→ Task requirements: Return every line of the data below that includes the string "const".

(Extracted records)
______

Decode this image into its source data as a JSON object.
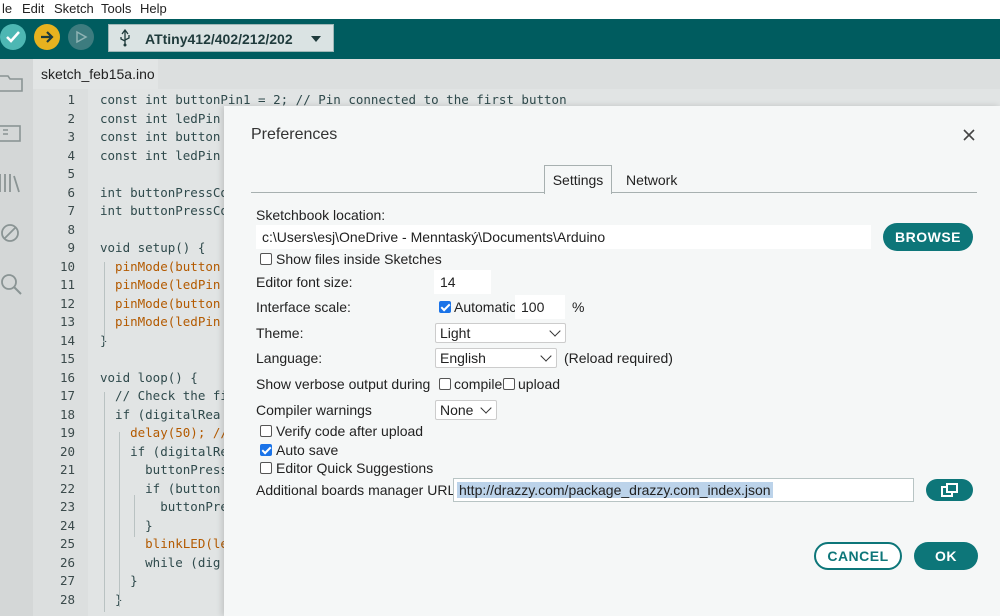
{
  "menu": [
    "le",
    "Edit",
    "Sketch",
    "Tools",
    "Help"
  ],
  "toolbar": {
    "board_name": "ATtiny412/402/212/202",
    "colors": {
      "bar": "#005c5f",
      "verify": "#4db7b3",
      "upload": "#e7b21f"
    }
  },
  "sketch_tab": "sketch_feb15a.ino",
  "code": {
    "line_numbers": [
      "1",
      "2",
      "3",
      "4",
      "5",
      "6",
      "7",
      "8",
      "9",
      "10",
      "11",
      "12",
      "13",
      "14",
      "15",
      "16",
      "17",
      "18",
      "19",
      "20",
      "21",
      "22",
      "23",
      "24",
      "25",
      "26",
      "27",
      "28"
    ],
    "lines": [
      "const int buttonPin1 = 2; // Pin connected to the first button",
      "const int ledPin",
      "const int button",
      "const int ledPin",
      "",
      "int buttonPressCo",
      "int buttonPressCo",
      "",
      "void setup() {",
      "  pinMode(button",
      "  pinMode(ledPin",
      "  pinMode(button",
      "  pinMode(ledPin",
      "}",
      "",
      "void loop() {",
      "  // Check the fi",
      "  if (digitalRea",
      "    delay(50); //",
      "    if (digitalRe",
      "      buttonPress",
      "      if (button",
      "        buttonPre",
      "      }",
      "      blinkLED(le",
      "      while (dig",
      "    }",
      "  }"
    ]
  },
  "dialog": {
    "title": "Preferences",
    "tabs": {
      "settings": "Settings",
      "network": "Network"
    },
    "sketchbook_label": "Sketchbook location:",
    "sketchbook_path": "c:\\Users\\esj\\OneDrive - Menntaský\\Documents\\Arduino",
    "browse": "BROWSE",
    "show_files": "Show files inside Sketches",
    "font_size_label": "Editor font size:",
    "font_size": "14",
    "scale_label": "Interface scale:",
    "scale_auto": "Automatic",
    "scale_value": "100",
    "scale_unit": "%",
    "theme_label": "Theme:",
    "theme": "Light",
    "language_label": "Language:",
    "language": "English",
    "reload_note": "(Reload required)",
    "verbose_label": "Show verbose output during",
    "compile": "compile",
    "upload": "upload",
    "warnings_label": "Compiler warnings",
    "warnings": "None",
    "verify_after": "Verify code after upload",
    "autosave": "Auto save",
    "quick_suggestions": "Editor Quick Suggestions",
    "boards_label": "Additional boards manager URLs:",
    "boards_url": "http://drazzy.com/package_drazzy.com_index.json",
    "cancel": "CANCEL",
    "ok": "OK",
    "accent": "#0d7679"
  }
}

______

→ Answer area:
      "const int buttonPin1 = 2; // Pin connected to the first button",
      "const int ledPin",
      "const int button",
      "const int ledPin",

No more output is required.